### YOUR OBJECTIVE:
Which lines below contain the word "kind"? Copy each one.

### RECORDS FOR THIS TASK:

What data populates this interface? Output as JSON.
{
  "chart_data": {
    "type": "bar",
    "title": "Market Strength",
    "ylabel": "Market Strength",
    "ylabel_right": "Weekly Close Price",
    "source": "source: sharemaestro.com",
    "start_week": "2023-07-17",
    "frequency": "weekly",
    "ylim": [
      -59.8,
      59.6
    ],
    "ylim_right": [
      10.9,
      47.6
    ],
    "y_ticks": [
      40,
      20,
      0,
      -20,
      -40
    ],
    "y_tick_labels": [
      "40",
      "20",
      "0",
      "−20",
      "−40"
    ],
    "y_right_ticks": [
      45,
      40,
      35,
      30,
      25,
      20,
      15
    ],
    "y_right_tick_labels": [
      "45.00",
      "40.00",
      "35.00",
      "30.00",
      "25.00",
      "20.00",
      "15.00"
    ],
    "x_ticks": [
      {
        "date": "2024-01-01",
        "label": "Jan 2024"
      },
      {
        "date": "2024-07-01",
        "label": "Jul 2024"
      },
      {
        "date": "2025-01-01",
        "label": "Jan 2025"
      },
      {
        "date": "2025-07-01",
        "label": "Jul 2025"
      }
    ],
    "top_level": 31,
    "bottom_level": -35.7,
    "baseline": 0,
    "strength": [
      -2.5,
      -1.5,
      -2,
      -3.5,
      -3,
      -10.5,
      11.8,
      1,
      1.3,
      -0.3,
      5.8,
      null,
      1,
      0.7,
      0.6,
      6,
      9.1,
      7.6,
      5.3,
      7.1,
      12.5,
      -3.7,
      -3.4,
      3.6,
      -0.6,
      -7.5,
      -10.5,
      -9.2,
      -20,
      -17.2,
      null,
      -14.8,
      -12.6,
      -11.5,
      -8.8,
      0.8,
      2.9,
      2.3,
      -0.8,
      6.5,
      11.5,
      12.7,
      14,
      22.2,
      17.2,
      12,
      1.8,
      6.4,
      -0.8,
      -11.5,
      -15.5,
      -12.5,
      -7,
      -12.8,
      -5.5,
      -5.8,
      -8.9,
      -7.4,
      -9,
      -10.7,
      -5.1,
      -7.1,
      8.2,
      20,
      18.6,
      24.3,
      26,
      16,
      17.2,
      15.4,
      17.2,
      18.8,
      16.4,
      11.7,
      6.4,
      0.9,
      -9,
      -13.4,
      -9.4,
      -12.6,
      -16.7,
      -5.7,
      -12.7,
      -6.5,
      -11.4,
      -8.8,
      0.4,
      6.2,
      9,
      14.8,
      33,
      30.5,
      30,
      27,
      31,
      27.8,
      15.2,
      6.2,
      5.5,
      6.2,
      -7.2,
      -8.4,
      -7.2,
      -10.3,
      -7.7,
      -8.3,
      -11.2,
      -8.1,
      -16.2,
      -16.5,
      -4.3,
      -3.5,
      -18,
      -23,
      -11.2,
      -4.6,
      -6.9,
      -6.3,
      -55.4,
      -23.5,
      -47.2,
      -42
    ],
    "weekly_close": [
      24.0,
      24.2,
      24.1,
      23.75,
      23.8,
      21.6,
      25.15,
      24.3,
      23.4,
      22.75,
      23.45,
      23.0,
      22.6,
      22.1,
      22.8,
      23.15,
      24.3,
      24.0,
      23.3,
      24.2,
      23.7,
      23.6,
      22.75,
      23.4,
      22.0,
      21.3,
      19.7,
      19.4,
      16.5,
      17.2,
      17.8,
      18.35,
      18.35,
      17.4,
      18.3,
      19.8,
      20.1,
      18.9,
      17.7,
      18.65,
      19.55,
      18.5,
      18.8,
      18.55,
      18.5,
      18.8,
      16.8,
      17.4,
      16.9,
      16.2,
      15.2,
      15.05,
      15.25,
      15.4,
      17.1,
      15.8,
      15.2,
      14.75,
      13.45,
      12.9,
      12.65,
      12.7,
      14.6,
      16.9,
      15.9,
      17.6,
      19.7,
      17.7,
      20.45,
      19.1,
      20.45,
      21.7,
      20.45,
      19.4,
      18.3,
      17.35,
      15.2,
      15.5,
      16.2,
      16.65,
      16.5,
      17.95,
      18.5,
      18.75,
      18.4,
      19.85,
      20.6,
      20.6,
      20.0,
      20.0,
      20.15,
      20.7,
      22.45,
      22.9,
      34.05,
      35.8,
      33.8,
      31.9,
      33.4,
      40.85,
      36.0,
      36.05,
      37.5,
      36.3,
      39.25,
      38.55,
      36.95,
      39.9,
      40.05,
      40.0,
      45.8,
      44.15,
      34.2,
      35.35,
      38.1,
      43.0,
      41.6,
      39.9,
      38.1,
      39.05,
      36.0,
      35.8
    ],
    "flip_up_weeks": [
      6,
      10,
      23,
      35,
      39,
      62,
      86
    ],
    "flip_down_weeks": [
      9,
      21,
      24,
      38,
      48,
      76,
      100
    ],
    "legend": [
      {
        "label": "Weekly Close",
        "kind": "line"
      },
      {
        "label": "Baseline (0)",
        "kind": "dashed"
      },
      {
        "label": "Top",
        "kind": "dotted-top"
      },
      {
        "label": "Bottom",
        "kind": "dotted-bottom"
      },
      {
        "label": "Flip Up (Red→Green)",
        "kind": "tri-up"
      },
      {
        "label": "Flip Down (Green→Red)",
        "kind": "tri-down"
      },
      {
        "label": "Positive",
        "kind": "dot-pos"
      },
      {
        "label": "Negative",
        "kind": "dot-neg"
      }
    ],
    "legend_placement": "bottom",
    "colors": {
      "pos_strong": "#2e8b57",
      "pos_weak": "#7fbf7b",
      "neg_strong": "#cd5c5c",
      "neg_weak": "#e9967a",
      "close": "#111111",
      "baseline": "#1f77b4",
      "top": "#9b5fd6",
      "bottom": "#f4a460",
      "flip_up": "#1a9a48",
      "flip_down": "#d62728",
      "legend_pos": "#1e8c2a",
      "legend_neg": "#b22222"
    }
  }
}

### RESULT OF THE TASK:
        "kind": "line"
        "kind": "dashed"
        "kind": "dotted-top"
        "kind": "dotted-bottom"
        "kind": "tri-up"
        "kind": "tri-down"
        "kind": "dot-pos"
        "kind": "dot-neg"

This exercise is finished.